It comes down to tolerance. “Retinol is one of the most touted skin care products for anti-aging. While it is an effective topical treatment, it is highly potent, and can cause adverse effects such as redness, inflammation, and peeling,” Dr. Frieling warns. Retinol is known for increasing cell turnover, and that can include shedding excess skin. She also says you may not want to use retinol if you’re pregnant because “some studies have also shown that vitamin A is detrimental to unborn babies.”
McGeever cited similar retinol side effects. “It often causes skin redness, irritation, flakiness.
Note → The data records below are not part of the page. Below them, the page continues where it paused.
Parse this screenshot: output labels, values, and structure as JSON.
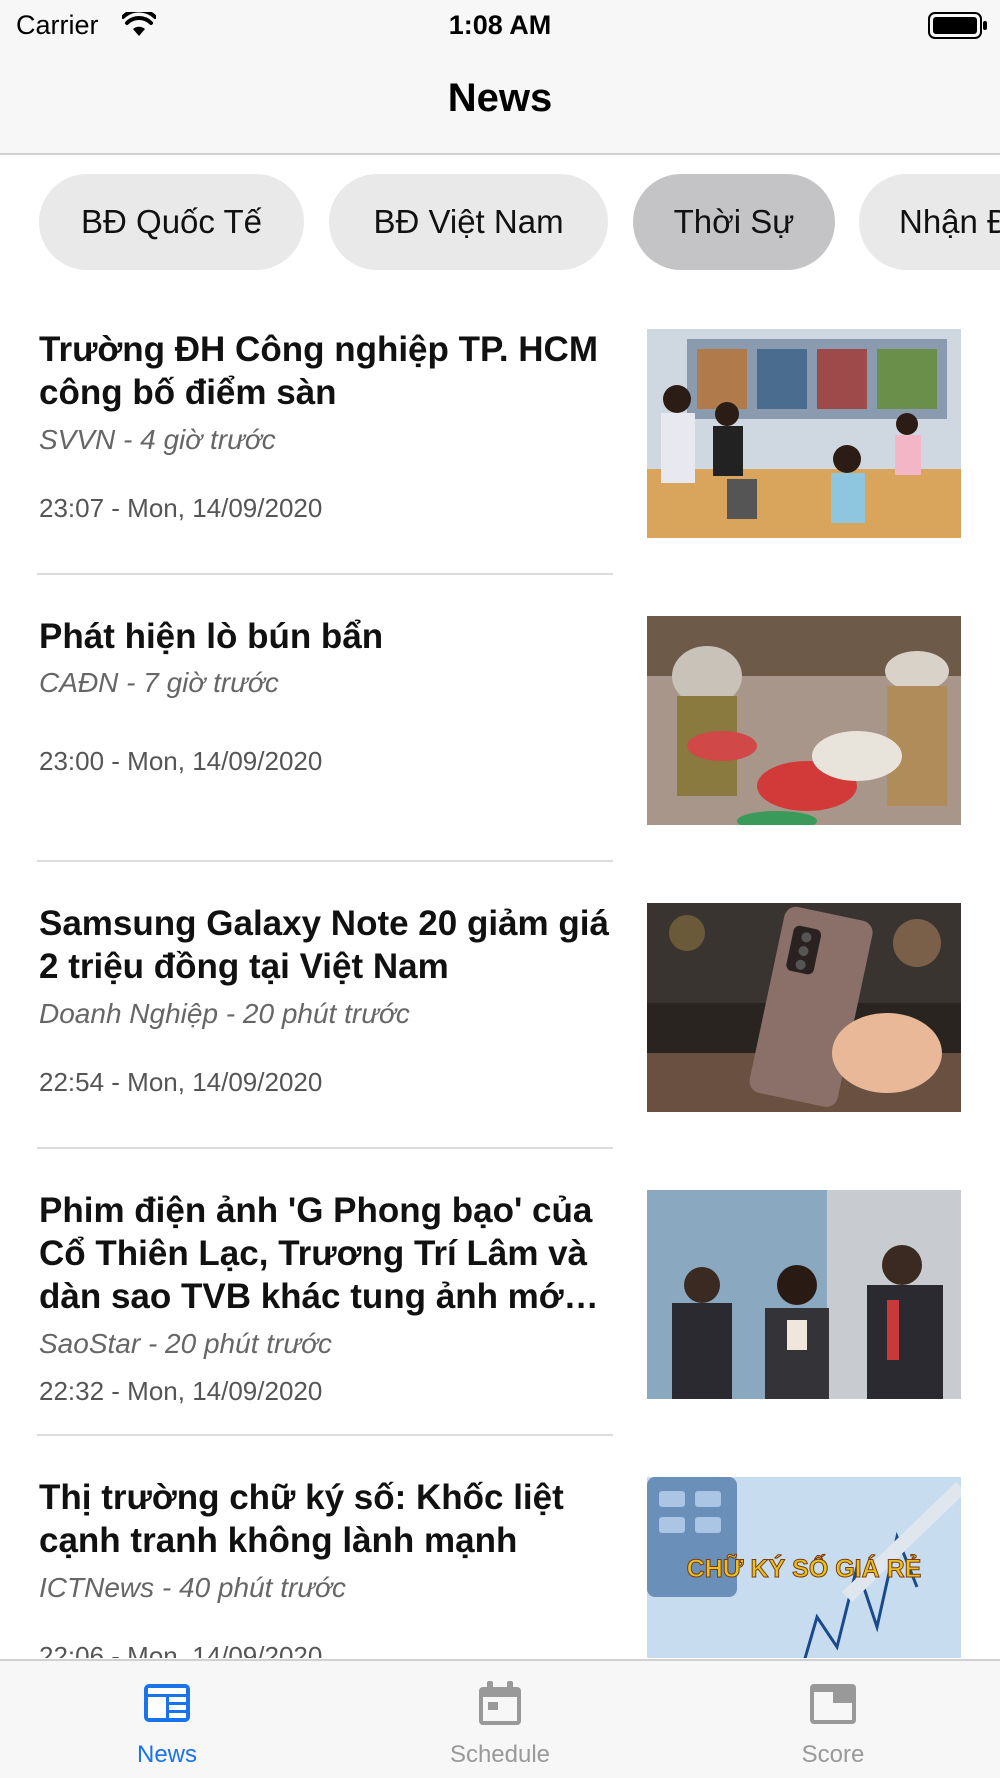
{
  "status_bar": {
    "carrier": "Carrier",
    "time": "1:08 AM"
  },
  "nav": {
    "title": "News"
  },
  "categories": [
    {
      "label": "BĐ Quốc Tế",
      "active": false
    },
    {
      "label": "BĐ Việt Nam",
      "active": false
    },
    {
      "label": "Thời Sự",
      "active": true
    },
    {
      "label": "Nhận Đ",
      "active": false
    }
  ],
  "news": [
    {
      "title": "Trường ĐH Công nghiệp TP. HCM công bố điểm sàn",
      "source": "SVVN - 4 giờ trước",
      "time": "23:07 - Mon, 14/09/2020",
      "image": "library-photo"
    },
    {
      "title": "Phát hiện lò bún bẩn",
      "source": "CAĐN - 7 giờ trước",
      "time": "23:00 - Mon, 14/09/2020",
      "image": "noodle-factory-photo"
    },
    {
      "title": "Samsung Galaxy Note 20 giảm giá 2 triệu đồng tại Việt Nam",
      "source": "Doanh Nghiệp - 20 phút trước",
      "time": "22:54 - Mon, 14/09/2020",
      "image": "phone-photo"
    },
    {
      "title": "Phim điện ảnh 'G Phong bạo' của Cổ Thiên Lạc, Trương Trí Lâm và dàn sao TVB khác tung ảnh mớ…",
      "source": "SaoStar - 20 phút trước",
      "time": "22:32 - Mon, 14/09/2020",
      "image": "movie-still-photo"
    },
    {
      "title": "Thị trường chữ ký số: Khốc liệt cạnh tranh không lành mạnh",
      "source": "ICTNews - 40 phút trước",
      "time": "22:06 - Mon, 14/09/2020",
      "image": "signature-photo",
      "image_caption": "CHỮ KÝ SỐ GIÁ RẺ"
    }
  ],
  "tabs": [
    {
      "label": "News",
      "icon": "newspaper-icon",
      "active": true
    },
    {
      "label": "Schedule",
      "icon": "calendar-icon",
      "active": false
    },
    {
      "label": "Score",
      "icon": "scoreboard-icon",
      "active": false
    }
  ],
  "colors": {
    "accent": "#1a73e8",
    "inactive": "#999999",
    "chip": "#e9e9ea",
    "chip_active": "#c4c4c6"
  }
}
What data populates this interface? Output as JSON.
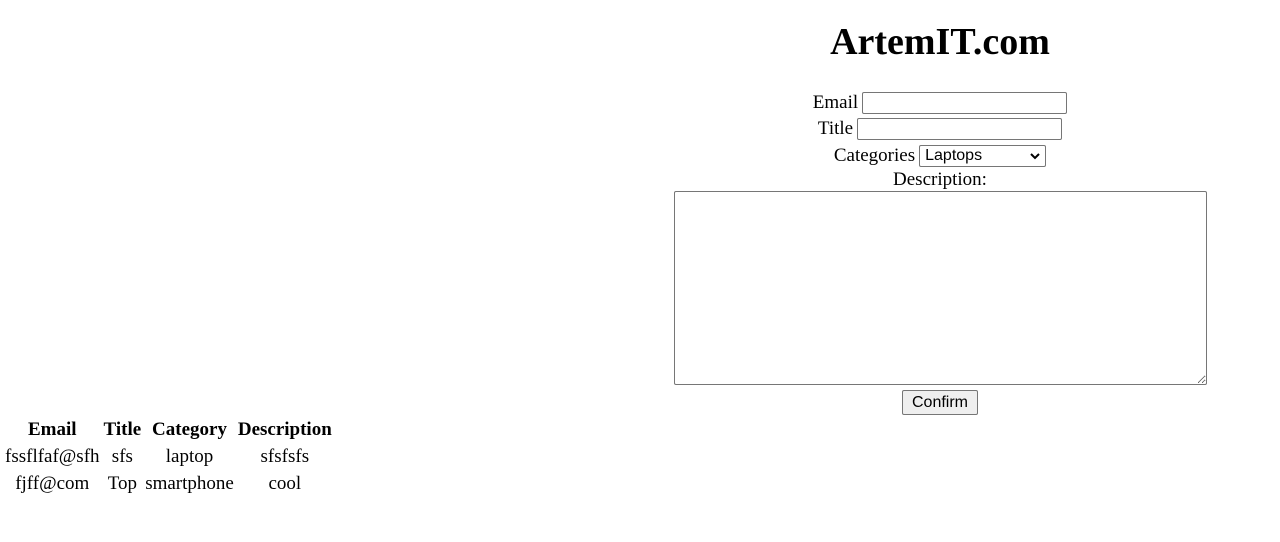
{
  "header": {
    "title": "ArtemIT.com"
  },
  "form": {
    "email_label": "Email",
    "email_value": "",
    "title_label": "Title",
    "title_value": "",
    "categories_label": "Categories",
    "categories_selected": "Laptops",
    "description_label": "Description:",
    "description_value": "",
    "confirm_label": "Confirm"
  },
  "table": {
    "headers": [
      "Email",
      "Title",
      "Category",
      "Description"
    ],
    "rows": [
      [
        "fssflfaf@sfh",
        "sfs",
        "laptop",
        "sfsfsfs"
      ],
      [
        "fjff@com",
        "Top",
        "smartphone",
        "cool"
      ]
    ]
  }
}
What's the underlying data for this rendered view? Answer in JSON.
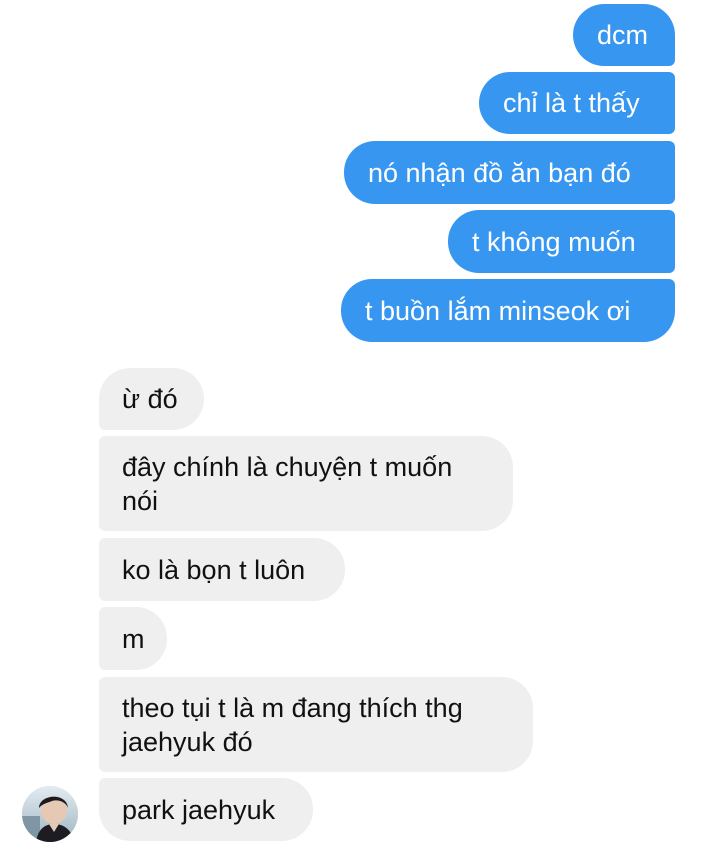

And then on the other side, there’s a significant phototoxicity issue with, that can happen with retinol—you’re recommended to not be in the sun,” he says. “The nice thing about bakuchiol is that bakuchiol actually is able to deliver those benefits without the issues of overloading the skin and getting skin irritation.”
That being said, if you use retinol regularly and experience no adverse effects, you don’t necessarily need to switch to bakuchiol.
Any tips for application?
As with any new ingredients you are implementing in your routine, it’s best to test a small patch of skin for allergic reactions before slathering your whole face in it—even if it is gentle. “Bakuchiol is safe for all skin types,” Dr. Frieling says.
Typically when you use retinol, you should be careful not to overload it on your skin (hence, why doctors recommend working your way up to daily usage and using ample moisturizer to buffer). “You would not be recommended that you layer a whole bunch of products [with retinol],” McGeever says. That’s not the case with bakuchiol. “We’re actually able to get active performance while formulating it at low levels. You’re able to multiply your benefit by using the regimen.” That means if bakuchiol is in your cleanser, essence, and moisturizer, you’ll only benefit more.